All Sonatas come standard with automatic emergency braking, adaptive cruise control, lane centering, lane departure prevention, and sharp LED headlights with automatic high beams. Additionally, the N Line also gets blind spot monitoring (a mirror-mounted warning light and a camera display in the digital gauge cluster) and Highway Drive Assist, which integrates lane centering and adaptive cruise in one package, and it also proactively slows the car slightly before entering a freeway curve. The driver-assist technology works well in most conditions, matching the sophistication of the Honda and Mazda and exceeding that of the Toyota.
With a combined fuel economy rating of 23 city, 33 highway, and 27 combined miles per gallon, the Sonata N Line isn’t much thirstier than the slightly more expensive Sonata Limited (30 combined). It’s also more efficient than the Honda Accord 2.0T Sport and Mazda6 Grand Touring 2.5 Turbo (26 mpg combined), and it absolutely walks away from the 23-mpg Toyota Camry TRD, what with its naturally aspirated 3.5-liter V6. Like those rivals (and unlike many of those aforementioned luxury cross-shops), the Sonata N Line can run on regular fuel.
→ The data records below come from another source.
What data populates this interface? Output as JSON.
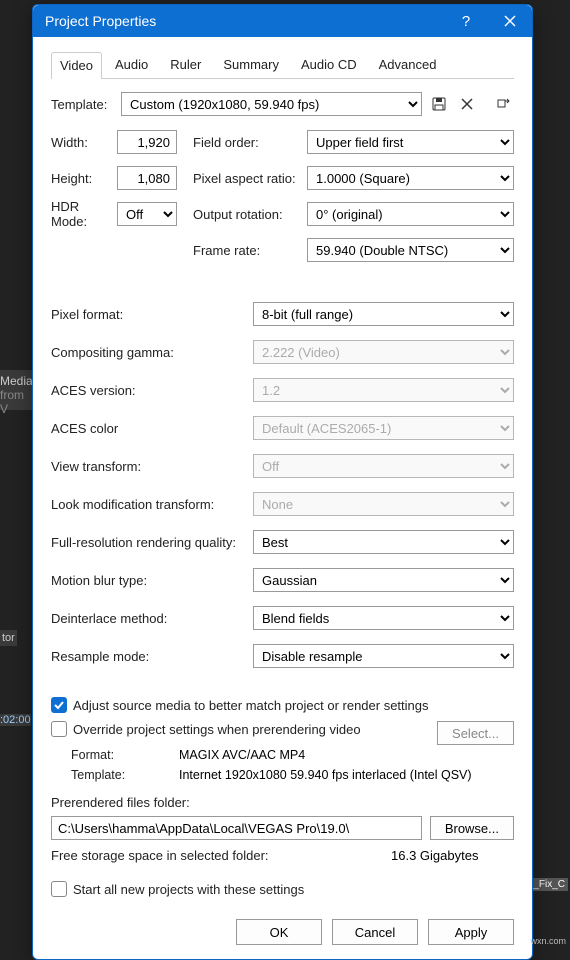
{
  "dialog": {
    "title": "Project Properties"
  },
  "tabs": [
    "Video",
    "Audio",
    "Ruler",
    "Summary",
    "Audio CD",
    "Advanced"
  ],
  "active_tab": 0,
  "template": {
    "label": "Template:",
    "value": "Custom (1920x1080, 59.940 fps)"
  },
  "video": {
    "width_label": "Width:",
    "width": "1,920",
    "height_label": "Height:",
    "height": "1,080",
    "hdr_label": "HDR Mode:",
    "hdr": "Off",
    "field_order_label": "Field order:",
    "field_order": "Upper field first",
    "par_label": "Pixel aspect ratio:",
    "par": "1.0000 (Square)",
    "rotation_label": "Output rotation:",
    "rotation": "0° (original)",
    "framerate_label": "Frame rate:",
    "framerate": "59.940 (Double NTSC)"
  },
  "settings": {
    "pixel_format_label": "Pixel format:",
    "pixel_format": "8-bit (full range)",
    "comp_gamma_label": "Compositing gamma:",
    "comp_gamma": "2.222 (Video)",
    "aces_version_label": "ACES version:",
    "aces_version": "1.2",
    "aces_color_label": "ACES color",
    "aces_color": "Default (ACES2065-1)",
    "view_transform_label": "View transform:",
    "view_transform": "Off",
    "look_mod_label": "Look modification transform:",
    "look_mod": "None",
    "full_res_label": "Full-resolution rendering quality:",
    "full_res": "Best",
    "motion_blur_label": "Motion blur type:",
    "motion_blur": "Gaussian",
    "deinterlace_label": "Deinterlace method:",
    "deinterlace": "Blend fields",
    "resample_label": "Resample mode:",
    "resample": "Disable resample"
  },
  "checkboxes": {
    "adjust_source": "Adjust source media to better match project or render settings",
    "override": "Override project settings when prerendering video",
    "start_all": "Start all new projects with these settings"
  },
  "prerender": {
    "select_btn": "Select...",
    "format_label": "Format:",
    "format": "MAGIX AVC/AAC MP4",
    "template_label": "Template:",
    "template": "Internet 1920x1080 59.940 fps interlaced (Intel QSV)",
    "folder_label": "Prerendered files folder:",
    "folder_path": "C:\\Users\\hamma\\AppData\\Local\\VEGAS Pro\\19.0\\",
    "browse_btn": "Browse...",
    "free_space_label": "Free storage space in selected folder:",
    "free_space": "16.3 Gigabytes"
  },
  "buttons": {
    "ok": "OK",
    "cancel": "Cancel",
    "apply": "Apply"
  },
  "bg": {
    "media": "Media",
    "from": "from V",
    "tor": "tor",
    "time": ":02:00",
    "fix": "o_Fix_C",
    "domain": "wxn.com"
  }
}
We saw about 22 mpg in our week of aggressive, sporty driving.
The 2021 Hyundai Sonata N Line starts at $33,300, with two options: $200 summer tires, which this tester had, and $400 premium paint, which it did not. A $1,005 destination charge brought my Stormy Sea Blue N Line to $34,505. For the amount of performance and luxury on offer, that seems to be a good deal to me (although my dream N Line would wear the extra-charge Glowing Yellow paint). It also makes the pricier Sonata Limited superfluous, unless you really want a surround-view monitor and ventilated seats. The N Line is a bit more expensive than its competitive set, the rest of which start at less than $33,000 before options and destination.
However, while the Honda and Mazda feel like merely very nice family sedans and the Camry TRD is overly boy-racere without actually adding much performance, the Hyundai Sonata N Line is a proper sporty car that just so happens to carry four adults and lots of stuff in comfort. Spending the extra $1,000 or so on a Sonata N Line should be a no-brainer for anyone who loves driving but needs practicality. And on the other side of the coin (pun intended), the Sonata offers massive cost savings, but few sacrifices, to those willing to forego a luxury badge on their sport sedans. The N Line is a vehicle that really punches above its weight.
Sonata N-Line Competitor Reviews:
Gallery: 2021 Hyundai Sonata N Line Review
2021 Hyundai Sonata N Line